» ACTION ITEM:
Reproduce every entry word for word. Drop all pictures from the copy.

BEGIN STUDY MATERIAL

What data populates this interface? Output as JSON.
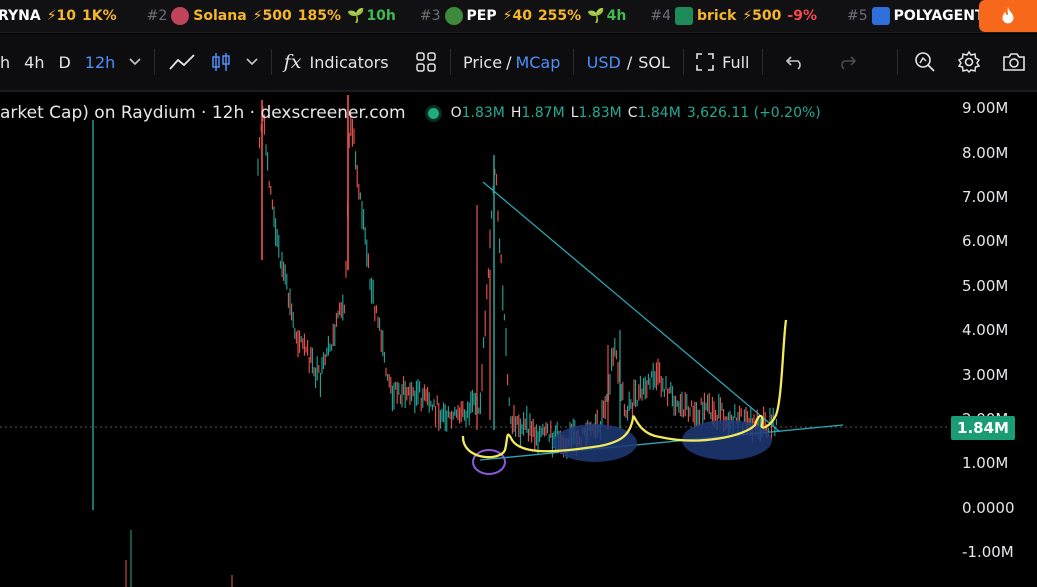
{
  "ticker": [
    {
      "rank": "",
      "symbol": "RYNA",
      "boost": "⚡10",
      "pct": "1K%",
      "pct_dir": "up",
      "age": "",
      "icon_color": ""
    },
    {
      "rank": "#2",
      "symbol": "Solana",
      "boost": "⚡500",
      "pct": "185%",
      "pct_dir": "up",
      "age": "10h",
      "icon_color": "#c0445a"
    },
    {
      "rank": "#3",
      "symbol": "PEP",
      "boost": "⚡40",
      "pct": "255%",
      "pct_dir": "up",
      "age": "4h",
      "icon_color": "#3c8a3c"
    },
    {
      "rank": "#4",
      "symbol": "brick",
      "boost": "⚡500",
      "pct": "-9%",
      "pct_dir": "down",
      "age": "",
      "icon_color": "#1d8a58"
    },
    {
      "rank": "#5",
      "symbol": "POLYAGENT",
      "boost": "",
      "pct": "",
      "pct_dir": "",
      "age": "",
      "icon_color": "#2f6fdc"
    }
  ],
  "toolbar": {
    "intervals": [
      "h",
      "4h",
      "D",
      "12h"
    ],
    "active_interval": "12h",
    "indicators_label": "Indicators",
    "price_label": "Price",
    "slash": "/",
    "mcap_label": "MCap",
    "usd_label": "USD",
    "sol_label": "SOL",
    "full_label": "Full"
  },
  "legend": {
    "title": "arket Cap) on Raydium · 12h · dexscreener.com",
    "o_label": "O",
    "o_value": "1.83M",
    "h_label": "H",
    "h_value": "1.87M",
    "l_label": "L",
    "l_value": "1.83M",
    "c_label": "C",
    "c_value": "1.84M",
    "change": "3,626.11 (+0.20%)"
  },
  "y_axis": [
    "9.00M",
    "8.00M",
    "7.00M",
    "6.00M",
    "5.00M",
    "4.00M",
    "3.00M",
    "2.00M",
    "1.00M",
    "0.0000",
    "-1.00M"
  ],
  "current_price": "1.84M",
  "colors": {
    "up": "#26a69a",
    "down": "#ef5350",
    "trendline": "#2aa6b5",
    "drawing": "#f2ea5a",
    "highlight": "#1e3a78",
    "circle": "#8a5ad8",
    "accent": "#f7681a"
  }
}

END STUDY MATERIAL

» RESPONSE:
What data populates this interface? Output as JSON.
{
  "ticker": [
    {
      "rank": "",
      "symbol": "RYNA",
      "boost": "⚡10",
      "pct": "1K%",
      "pct_dir": "up",
      "age": "",
      "icon_color": ""
    },
    {
      "rank": "#2",
      "symbol": "Solana",
      "boost": "⚡500",
      "pct": "185%",
      "pct_dir": "up",
      "age": "10h",
      "icon_color": "#c0445a"
    },
    {
      "rank": "#3",
      "symbol": "PEP",
      "boost": "⚡40",
      "pct": "255%",
      "pct_dir": "up",
      "age": "4h",
      "icon_color": "#3c8a3c"
    },
    {
      "rank": "#4",
      "symbol": "brick",
      "boost": "⚡500",
      "pct": "-9%",
      "pct_dir": "down",
      "age": "",
      "icon_color": "#1d8a58"
    },
    {
      "rank": "#5",
      "symbol": "POLYAGENT",
      "boost": "",
      "pct": "",
      "pct_dir": "",
      "age": "",
      "icon_color": "#2f6fdc"
    }
  ],
  "toolbar": {
    "intervals": [
      "h",
      "4h",
      "D",
      "12h"
    ],
    "active_interval": "12h",
    "indicators_label": "Indicators",
    "price_label": "Price",
    "slash": "/",
    "mcap_label": "MCap",
    "usd_label": "USD",
    "sol_label": "SOL",
    "full_label": "Full"
  },
  "legend": {
    "title": "arket Cap) on Raydium · 12h · dexscreener.com",
    "o_label": "O",
    "o_value": "1.83M",
    "h_label": "H",
    "h_value": "1.87M",
    "l_label": "L",
    "l_value": "1.83M",
    "c_label": "C",
    "c_value": "1.84M",
    "change": "3,626.11 (+0.20%)"
  },
  "y_axis": [
    "9.00M",
    "8.00M",
    "7.00M",
    "6.00M",
    "5.00M",
    "4.00M",
    "3.00M",
    "2.00M",
    "1.00M",
    "0.0000",
    "-1.00M"
  ],
  "current_price": "1.84M",
  "colors": {
    "up": "#26a69a",
    "down": "#ef5350",
    "trendline": "#2aa6b5",
    "drawing": "#f2ea5a",
    "highlight": "#1e3a78",
    "circle": "#8a5ad8",
    "accent": "#f7681a"
  }
}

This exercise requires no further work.